Work required
The answer must consist of the entries, copied exactly and in full.

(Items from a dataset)
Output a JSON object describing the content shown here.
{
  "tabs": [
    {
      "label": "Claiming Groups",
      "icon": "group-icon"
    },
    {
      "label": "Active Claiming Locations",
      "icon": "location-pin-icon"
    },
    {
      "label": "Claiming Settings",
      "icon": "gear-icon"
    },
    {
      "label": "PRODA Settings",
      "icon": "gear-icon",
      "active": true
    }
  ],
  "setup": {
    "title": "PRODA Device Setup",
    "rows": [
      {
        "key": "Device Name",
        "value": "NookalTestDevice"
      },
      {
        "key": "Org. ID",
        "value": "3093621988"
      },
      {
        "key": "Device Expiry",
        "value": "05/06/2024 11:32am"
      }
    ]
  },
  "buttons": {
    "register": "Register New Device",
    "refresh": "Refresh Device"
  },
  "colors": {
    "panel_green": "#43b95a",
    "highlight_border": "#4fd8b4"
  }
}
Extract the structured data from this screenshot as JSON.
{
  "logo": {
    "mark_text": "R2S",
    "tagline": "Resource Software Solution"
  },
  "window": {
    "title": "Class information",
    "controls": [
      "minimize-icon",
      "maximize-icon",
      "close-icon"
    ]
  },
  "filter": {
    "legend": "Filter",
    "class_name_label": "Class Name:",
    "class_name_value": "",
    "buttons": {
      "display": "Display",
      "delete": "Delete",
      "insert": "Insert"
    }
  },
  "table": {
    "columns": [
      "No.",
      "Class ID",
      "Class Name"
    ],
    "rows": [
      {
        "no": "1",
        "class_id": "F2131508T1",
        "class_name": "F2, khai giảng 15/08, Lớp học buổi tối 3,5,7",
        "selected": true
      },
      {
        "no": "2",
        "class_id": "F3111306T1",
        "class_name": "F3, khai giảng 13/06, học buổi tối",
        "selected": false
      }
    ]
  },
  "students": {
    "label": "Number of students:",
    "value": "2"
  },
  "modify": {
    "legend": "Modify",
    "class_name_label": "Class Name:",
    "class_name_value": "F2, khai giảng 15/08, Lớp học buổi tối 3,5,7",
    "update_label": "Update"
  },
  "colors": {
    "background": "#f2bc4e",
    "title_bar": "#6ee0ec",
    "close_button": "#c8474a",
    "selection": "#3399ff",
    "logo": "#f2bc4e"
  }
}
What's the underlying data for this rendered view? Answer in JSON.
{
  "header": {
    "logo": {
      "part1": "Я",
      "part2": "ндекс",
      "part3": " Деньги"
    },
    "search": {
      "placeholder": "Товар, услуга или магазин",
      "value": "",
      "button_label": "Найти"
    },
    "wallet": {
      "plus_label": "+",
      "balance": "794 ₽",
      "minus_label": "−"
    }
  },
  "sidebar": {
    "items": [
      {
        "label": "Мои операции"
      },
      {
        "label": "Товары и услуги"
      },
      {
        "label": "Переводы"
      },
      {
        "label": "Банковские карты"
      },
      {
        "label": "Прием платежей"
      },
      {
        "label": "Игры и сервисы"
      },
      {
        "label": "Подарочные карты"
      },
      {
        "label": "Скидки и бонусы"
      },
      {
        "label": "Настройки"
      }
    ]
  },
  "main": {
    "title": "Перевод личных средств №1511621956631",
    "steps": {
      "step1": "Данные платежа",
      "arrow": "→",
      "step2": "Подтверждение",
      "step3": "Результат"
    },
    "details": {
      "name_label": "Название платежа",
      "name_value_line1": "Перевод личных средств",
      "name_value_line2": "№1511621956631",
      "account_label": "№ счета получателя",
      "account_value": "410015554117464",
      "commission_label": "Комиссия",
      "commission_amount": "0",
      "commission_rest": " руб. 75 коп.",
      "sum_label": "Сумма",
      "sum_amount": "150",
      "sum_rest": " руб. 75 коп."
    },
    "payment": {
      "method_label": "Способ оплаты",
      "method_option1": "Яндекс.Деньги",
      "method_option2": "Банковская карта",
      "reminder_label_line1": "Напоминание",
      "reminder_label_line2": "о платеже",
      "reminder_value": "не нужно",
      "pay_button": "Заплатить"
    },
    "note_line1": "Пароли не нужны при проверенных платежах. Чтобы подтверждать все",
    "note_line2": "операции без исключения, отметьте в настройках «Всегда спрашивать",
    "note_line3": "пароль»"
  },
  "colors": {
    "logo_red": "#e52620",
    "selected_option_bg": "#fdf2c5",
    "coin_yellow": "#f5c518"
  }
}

The completed task
Output a JSON object describing the content shown here.
{
  "tabs": [
    {
      "label": "Claiming Groups",
      "icon": "group-icon"
    },
    {
      "label": "Active Claiming Locations",
      "icon": "location-pin-icon"
    },
    {
      "label": "Claiming Settings",
      "icon": "gear-icon"
    },
    {
      "label": "PRODA Settings",
      "icon": "gear-icon",
      "active": true
    }
  ],
  "setup": {
    "title": "PRODA Device Setup",
    "rows": [
      {
        "key": "Device Name",
        "value": "NookalTestDevice"
      },
      {
        "key": "Org. ID",
        "value": "3093621988"
      },
      {
        "key": "Device Expiry",
        "value": "05/06/2024 11:32am"
      }
    ]
  },
  "buttons": {
    "register": "Register New Device",
    "refresh": "Refresh Device"
  },
  "colors": {
    "panel_green": "#43b95a",
    "highlight_border": "#4fd8b4"
  }
}
Extract the structured data from this screenshot as JSON.
{
  "logo": {
    "mark_text": "R2S",
    "tagline": "Resource Software Solution"
  },
  "window": {
    "title": "Class information",
    "controls": [
      "minimize-icon",
      "maximize-icon",
      "close-icon"
    ]
  },
  "filter": {
    "legend": "Filter",
    "class_name_label": "Class Name:",
    "class_name_value": "",
    "buttons": {
      "display": "Display",
      "delete": "Delete",
      "insert": "Insert"
    }
  },
  "table": {
    "columns": [
      "No.",
      "Class ID",
      "Class Name"
    ],
    "rows": [
      {
        "no": "1",
        "class_id": "F2131508T1",
        "class_name": "F2, khai giảng 15/08, Lớp học buổi tối 3,5,7",
        "selected": true
      },
      {
        "no": "2",
        "class_id": "F3111306T1",
        "class_name": "F3, khai giảng 13/06, học buổi tối",
        "selected": false
      }
    ]
  },
  "students": {
    "label": "Number of students:",
    "value": "2"
  },
  "modify": {
    "legend": "Modify",
    "class_name_label": "Class Name:",
    "class_name_value": "F2, khai giảng 15/08, Lớp học buổi tối 3,5,7",
    "update_label": "Update"
  },
  "colors": {
    "background": "#f2bc4e",
    "title_bar": "#6ee0ec",
    "close_button": "#c8474a",
    "selection": "#3399ff",
    "logo": "#f2bc4e"
  }
}
What's the underlying data for this rendered view? Answer in JSON.
{
  "header": {
    "logo": {
      "part1": "Я",
      "part2": "ндекс",
      "part3": " Деньги"
    },
    "search": {
      "placeholder": "Товар, услуга или магазин",
      "value": "",
      "button_label": "Найти"
    },
    "wallet": {
      "plus_label": "+",
      "balance": "794 ₽",
      "minus_label": "−"
    }
  },
  "sidebar": {
    "items": [
      {
        "label": "Мои операции"
      },
      {
        "label": "Товары и услуги"
      },
      {
        "label": "Переводы"
      },
      {
        "label": "Банковские карты"
      },
      {
        "label": "Прием платежей"
      },
      {
        "label": "Игры и сервисы"
      },
      {
        "label": "Подарочные карты"
      },
      {
        "label": "Скидки и бонусы"
      },
      {
        "label": "Настройки"
      }
    ]
  },
  "main": {
    "title": "Перевод личных средств №1511621956631",
    "steps": {
      "step1": "Данные платежа",
      "arrow": "→",
      "step2": "Подтверждение",
      "step3": "Результат"
    },
    "details": {
      "name_label": "Название платежа",
      "name_value_line1": "Перевод личных средств",
      "name_value_line2": "№1511621956631",
      "account_label": "№ счета получателя",
      "account_value": "410015554117464",
      "commission_label": "Комиссия",
      "commission_amount": "0",
      "commission_rest": " руб. 75 коп.",
      "sum_label": "Сумма",
      "sum_amount": "150",
      "sum_rest": " руб. 75 коп."
    },
    "payment": {
      "method_label": "Способ оплаты",
      "method_option1": "Яндекс.Деньги",
      "method_option2": "Банковская карта",
      "reminder_label_line1": "Напоминание",
      "reminder_label_line2": "о платеже",
      "reminder_value": "не нужно",
      "pay_button": "Заплатить"
    },
    "note_line1": "Пароли не нужны при проверенных платежах. Чтобы подтверждать все",
    "note_line2": "операции без исключения, отметьте в настройках «Всегда спрашивать",
    "note_line3": "пароль»"
  },
  "colors": {
    "logo_red": "#e52620",
    "selected_option_bg": "#fdf2c5",
    "coin_yellow": "#f5c518"
  }
}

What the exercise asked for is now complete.